29 April 2011, 12:00 PM
Video documentary captures struggle to save salmon on Columbia, Snake rivers

I’ve spent half my life chasing salmon with rod in hand and heart in mouth, but it seems that I am the one who’s been hooked. Enchanted, perhaps, is a better way of describing my love of all things salmon; thus, at 8 p.m. this Sunday, you’ll find me riveted in front of a TV watching the PBS special, Salmon: Running The Gauntlet.

From everything I’ve read and seen, this is one powerful documentary about the Columbia and Snake rivers salmon, and the heroic efforts of those who seek to save them. Shot and written from the point of view of the salmon, it takes you through the life cycle of a fish that faces hostility at every twist and turn of its existence. How any survive is part miracle, and part dedication by the kind of people who surround me here at Earthjustice.  

View Jim McCarthy's blog posts
20 April 2011, 5:40 PM
Fishing groups pitch restoration message during president's visit
King salmon. (Photo: Zureks / Wikimedia)

President Barack Obama came to California on Wednesday on a fundraising blitz, and California's salmon-dependent communities tried a blitz of their own to turn his attention towards protecting the Sacramento River king salmon run. San Francisco Bay Area commercial and sportfishing groups, restaurants and seafood distributors published a half page ad in the San Francisco Chronicle on page A9. Longtime California troller Tom Stickel and his working salmon boat Regina served as spokesmodels for their message.

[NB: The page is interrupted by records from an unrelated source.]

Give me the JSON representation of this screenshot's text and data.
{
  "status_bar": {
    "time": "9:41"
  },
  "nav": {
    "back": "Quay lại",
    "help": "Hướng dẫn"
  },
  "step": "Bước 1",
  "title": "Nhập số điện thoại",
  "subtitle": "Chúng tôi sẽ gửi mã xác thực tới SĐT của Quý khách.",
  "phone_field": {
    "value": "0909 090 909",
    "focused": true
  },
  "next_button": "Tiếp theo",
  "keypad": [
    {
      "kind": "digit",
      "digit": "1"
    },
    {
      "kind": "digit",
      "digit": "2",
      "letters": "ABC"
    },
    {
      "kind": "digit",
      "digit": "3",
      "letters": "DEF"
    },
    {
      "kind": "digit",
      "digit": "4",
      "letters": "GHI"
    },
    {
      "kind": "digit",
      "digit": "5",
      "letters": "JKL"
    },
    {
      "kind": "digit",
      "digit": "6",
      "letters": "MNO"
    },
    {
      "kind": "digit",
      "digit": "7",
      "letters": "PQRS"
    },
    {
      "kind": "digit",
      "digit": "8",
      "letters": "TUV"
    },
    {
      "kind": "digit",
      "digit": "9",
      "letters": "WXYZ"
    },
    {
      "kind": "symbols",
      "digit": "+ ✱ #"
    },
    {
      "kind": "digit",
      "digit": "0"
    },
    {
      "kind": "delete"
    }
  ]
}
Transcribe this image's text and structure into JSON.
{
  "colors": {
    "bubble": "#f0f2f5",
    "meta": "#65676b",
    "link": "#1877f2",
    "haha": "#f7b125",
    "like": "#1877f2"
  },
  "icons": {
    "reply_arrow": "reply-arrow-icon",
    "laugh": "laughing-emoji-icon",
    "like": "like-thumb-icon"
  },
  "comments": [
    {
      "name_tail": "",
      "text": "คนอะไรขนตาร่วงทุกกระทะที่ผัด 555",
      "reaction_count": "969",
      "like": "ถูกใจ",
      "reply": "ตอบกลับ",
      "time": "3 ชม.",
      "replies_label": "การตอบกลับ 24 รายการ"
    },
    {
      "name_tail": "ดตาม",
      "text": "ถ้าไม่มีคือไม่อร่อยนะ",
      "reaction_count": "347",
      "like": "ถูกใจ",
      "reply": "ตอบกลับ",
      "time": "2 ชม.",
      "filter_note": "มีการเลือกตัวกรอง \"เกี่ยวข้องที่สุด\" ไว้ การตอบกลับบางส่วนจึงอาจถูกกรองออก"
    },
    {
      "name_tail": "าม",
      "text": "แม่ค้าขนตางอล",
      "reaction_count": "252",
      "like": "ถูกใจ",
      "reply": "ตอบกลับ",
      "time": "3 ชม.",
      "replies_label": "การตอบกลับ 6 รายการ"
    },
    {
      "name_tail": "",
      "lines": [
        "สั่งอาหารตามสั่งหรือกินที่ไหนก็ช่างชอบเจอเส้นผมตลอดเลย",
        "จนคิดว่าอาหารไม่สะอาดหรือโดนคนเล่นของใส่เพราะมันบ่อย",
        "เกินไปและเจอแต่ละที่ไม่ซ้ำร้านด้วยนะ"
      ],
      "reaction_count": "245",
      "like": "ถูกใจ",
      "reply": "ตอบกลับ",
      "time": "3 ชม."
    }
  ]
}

There’s not much to add to what they had to say to the president, and in the hopes he listens to California’s fishing businesses, it’s worth repeating here: